| EXERCISE DIRECTIONS |
Tally the lines in the entries below where the string "Reason" occurs. Reply with the total alone.

# # # #

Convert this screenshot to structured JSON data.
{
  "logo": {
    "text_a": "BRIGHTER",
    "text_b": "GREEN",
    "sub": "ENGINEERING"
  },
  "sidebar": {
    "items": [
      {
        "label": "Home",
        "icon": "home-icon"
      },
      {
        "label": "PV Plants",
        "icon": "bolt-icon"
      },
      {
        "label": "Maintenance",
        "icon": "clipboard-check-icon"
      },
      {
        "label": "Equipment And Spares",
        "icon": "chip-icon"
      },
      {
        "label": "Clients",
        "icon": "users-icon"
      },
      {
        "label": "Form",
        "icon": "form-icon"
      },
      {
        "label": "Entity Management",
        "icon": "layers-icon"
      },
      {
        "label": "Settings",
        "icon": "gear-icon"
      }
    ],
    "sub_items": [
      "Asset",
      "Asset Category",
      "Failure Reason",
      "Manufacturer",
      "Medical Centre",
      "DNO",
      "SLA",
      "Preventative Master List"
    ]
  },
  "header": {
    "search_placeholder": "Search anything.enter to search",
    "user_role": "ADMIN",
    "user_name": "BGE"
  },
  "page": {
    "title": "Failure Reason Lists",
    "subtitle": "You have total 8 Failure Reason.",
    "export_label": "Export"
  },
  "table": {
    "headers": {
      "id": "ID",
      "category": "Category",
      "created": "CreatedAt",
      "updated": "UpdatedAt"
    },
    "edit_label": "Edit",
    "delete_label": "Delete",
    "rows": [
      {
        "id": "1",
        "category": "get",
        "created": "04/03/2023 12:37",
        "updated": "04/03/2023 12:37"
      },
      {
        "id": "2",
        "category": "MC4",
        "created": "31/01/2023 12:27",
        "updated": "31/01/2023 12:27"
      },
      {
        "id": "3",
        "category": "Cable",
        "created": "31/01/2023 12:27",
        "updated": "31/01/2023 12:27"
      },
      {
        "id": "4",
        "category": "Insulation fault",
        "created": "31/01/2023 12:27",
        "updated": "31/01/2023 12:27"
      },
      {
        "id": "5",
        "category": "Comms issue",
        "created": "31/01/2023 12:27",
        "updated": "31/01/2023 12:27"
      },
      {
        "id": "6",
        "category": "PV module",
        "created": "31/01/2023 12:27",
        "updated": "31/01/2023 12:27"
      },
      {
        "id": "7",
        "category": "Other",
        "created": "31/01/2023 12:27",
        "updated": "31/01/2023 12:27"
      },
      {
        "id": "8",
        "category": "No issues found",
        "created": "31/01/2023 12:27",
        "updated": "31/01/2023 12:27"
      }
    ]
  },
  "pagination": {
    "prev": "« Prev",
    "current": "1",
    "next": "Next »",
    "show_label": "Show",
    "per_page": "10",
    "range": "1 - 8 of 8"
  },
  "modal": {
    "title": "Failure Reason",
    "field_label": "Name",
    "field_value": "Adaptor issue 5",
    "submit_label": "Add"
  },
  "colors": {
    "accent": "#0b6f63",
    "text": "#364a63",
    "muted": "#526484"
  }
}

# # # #

| TASK RESPONSE |
4